Children with sensory processing difficulties often benefit from the implementation of a sensory diet, specifically chosen to meet their needs. Specifically chosen activities are incorporated throughout the day to help regulate their nervous system and therefore their behavior, focus and attention. We all use sensory strategies to help ourselves regulate. We may do something with:
*our body (aerobics, running, dancing, yoga)
*or our hands (stress ball, knitting, doodling)
*or our mouths (eating, chewing gum, drinking)
*or our ears (listen to music or a fountain)
*or our eyes (wear favorite colors, watch an aquarium or running water).
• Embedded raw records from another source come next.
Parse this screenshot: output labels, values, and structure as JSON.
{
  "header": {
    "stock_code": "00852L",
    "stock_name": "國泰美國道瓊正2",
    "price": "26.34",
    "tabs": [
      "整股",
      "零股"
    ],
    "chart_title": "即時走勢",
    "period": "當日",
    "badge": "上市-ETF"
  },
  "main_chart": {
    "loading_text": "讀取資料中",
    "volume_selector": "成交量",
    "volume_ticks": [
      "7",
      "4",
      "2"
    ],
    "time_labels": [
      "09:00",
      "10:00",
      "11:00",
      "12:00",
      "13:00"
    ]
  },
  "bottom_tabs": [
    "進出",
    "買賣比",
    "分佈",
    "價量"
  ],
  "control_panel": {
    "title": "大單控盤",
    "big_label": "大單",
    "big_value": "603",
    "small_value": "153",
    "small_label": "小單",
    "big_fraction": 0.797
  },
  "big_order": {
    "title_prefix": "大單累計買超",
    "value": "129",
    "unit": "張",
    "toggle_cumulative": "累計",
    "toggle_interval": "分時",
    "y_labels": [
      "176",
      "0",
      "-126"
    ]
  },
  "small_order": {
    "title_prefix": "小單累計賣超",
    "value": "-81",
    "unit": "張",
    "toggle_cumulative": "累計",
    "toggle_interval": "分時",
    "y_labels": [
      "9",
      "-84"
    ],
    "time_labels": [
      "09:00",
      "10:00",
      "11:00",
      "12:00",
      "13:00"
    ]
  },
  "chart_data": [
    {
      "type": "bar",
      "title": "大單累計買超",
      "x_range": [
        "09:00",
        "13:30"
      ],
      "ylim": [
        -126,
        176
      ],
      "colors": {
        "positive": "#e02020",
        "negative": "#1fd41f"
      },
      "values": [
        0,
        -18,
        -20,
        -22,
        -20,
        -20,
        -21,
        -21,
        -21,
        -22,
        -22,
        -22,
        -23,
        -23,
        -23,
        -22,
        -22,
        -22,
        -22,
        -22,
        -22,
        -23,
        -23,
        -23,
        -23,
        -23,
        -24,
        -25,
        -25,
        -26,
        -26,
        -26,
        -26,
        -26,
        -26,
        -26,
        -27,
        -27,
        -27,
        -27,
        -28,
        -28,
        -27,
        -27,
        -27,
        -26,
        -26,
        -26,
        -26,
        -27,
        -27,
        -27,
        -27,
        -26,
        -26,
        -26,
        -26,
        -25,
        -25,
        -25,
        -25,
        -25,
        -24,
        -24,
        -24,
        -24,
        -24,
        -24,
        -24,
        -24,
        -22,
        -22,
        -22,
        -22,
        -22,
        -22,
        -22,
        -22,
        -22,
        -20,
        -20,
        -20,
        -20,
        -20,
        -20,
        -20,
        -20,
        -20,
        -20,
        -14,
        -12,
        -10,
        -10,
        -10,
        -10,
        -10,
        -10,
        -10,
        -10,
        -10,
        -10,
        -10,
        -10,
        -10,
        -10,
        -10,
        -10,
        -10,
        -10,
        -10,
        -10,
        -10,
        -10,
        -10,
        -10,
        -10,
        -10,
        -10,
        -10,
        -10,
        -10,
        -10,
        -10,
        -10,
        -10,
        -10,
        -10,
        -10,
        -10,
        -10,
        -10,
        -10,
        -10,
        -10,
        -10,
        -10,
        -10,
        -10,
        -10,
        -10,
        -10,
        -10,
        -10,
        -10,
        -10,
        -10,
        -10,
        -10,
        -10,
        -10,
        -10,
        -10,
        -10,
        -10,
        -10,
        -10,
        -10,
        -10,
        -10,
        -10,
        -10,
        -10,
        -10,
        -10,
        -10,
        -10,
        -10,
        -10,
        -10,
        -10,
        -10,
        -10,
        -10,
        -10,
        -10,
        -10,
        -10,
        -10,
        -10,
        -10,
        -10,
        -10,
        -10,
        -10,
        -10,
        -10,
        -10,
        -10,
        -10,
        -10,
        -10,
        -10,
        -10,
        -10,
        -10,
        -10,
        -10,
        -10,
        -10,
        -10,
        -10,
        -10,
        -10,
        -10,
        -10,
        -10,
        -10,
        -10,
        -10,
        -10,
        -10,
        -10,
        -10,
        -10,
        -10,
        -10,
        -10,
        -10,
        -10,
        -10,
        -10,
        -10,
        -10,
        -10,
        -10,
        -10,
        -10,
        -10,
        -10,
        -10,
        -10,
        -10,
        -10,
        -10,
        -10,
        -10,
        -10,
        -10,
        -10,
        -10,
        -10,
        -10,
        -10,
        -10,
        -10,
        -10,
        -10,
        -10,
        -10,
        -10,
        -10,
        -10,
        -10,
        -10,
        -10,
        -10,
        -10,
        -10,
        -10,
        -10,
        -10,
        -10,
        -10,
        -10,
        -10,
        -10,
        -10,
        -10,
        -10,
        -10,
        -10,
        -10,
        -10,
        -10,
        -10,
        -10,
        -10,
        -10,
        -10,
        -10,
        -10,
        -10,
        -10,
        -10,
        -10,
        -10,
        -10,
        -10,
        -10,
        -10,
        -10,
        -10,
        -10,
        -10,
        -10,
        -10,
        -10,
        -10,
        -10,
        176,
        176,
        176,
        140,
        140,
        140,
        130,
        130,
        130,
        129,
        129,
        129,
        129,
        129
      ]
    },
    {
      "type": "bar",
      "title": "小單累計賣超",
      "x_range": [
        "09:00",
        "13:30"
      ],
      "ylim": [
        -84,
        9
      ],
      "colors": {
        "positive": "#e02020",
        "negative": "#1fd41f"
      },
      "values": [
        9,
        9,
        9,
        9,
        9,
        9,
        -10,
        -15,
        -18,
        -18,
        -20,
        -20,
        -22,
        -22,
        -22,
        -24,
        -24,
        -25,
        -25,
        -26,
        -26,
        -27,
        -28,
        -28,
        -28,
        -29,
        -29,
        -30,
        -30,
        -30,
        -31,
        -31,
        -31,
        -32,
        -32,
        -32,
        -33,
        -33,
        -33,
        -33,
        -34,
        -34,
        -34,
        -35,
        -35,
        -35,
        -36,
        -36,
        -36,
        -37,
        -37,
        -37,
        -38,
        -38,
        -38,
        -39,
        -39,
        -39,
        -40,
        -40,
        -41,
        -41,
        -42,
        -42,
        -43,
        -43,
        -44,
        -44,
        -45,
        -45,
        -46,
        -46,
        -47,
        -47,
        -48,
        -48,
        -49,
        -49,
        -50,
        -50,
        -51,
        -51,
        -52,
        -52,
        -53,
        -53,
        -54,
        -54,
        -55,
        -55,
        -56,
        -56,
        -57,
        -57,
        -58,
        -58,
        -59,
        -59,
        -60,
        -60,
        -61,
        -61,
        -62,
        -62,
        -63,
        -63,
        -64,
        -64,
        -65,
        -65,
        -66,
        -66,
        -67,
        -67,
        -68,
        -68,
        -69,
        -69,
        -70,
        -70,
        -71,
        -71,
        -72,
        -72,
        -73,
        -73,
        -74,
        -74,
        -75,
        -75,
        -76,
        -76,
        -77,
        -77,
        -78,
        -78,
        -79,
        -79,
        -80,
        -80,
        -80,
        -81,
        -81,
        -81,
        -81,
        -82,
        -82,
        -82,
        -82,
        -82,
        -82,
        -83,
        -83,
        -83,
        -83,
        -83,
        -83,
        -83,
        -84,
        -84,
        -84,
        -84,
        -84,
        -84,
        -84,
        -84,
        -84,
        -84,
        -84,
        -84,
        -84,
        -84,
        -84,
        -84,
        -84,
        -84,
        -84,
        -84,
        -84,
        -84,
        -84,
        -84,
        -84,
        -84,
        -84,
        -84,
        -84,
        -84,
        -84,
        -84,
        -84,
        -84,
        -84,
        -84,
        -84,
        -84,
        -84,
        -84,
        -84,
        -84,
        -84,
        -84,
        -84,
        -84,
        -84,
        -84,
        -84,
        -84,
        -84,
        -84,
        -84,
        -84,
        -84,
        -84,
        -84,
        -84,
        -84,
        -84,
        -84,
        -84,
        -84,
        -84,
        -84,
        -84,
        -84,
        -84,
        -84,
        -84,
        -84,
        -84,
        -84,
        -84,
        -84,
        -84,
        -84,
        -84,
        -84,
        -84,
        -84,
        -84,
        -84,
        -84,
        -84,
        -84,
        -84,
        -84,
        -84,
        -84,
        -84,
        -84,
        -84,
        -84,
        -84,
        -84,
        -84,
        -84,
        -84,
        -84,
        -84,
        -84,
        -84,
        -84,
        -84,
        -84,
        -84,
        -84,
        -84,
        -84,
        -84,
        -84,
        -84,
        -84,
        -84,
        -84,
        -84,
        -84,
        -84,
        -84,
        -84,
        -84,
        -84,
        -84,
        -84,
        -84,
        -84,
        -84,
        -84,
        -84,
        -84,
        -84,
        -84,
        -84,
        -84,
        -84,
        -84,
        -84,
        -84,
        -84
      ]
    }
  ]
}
Some sensory diets are very systematic, while others are more flexible. It often takes some experimentation and detective work to discover what works best for you child. For example, one child we worked appeared to do just fine in school, however by the end of the morning her sensory system was overloaded and she but tended to fall apart the minute her mother arrived to pick her up. Her mother was successful in heading off explosions by 1) having a starburst to give her daughter if needed for the walk to the car, 2) having a chewy snack and a drink with a straw waiting in the car, 3) using headphones with a Therapeutic Listening CD (for modulation) in the car on the trip home, and 4) allowing some ‘nesting’ time at home, with blankets, pillows, etc. while looking at books or watching a tape. Before school and later in the afternoon, physical activities providing proprioceptive input were used ( ie jumping on mini tramp or hoppity ball, digging in garden, playing with bop-it bag, etc.).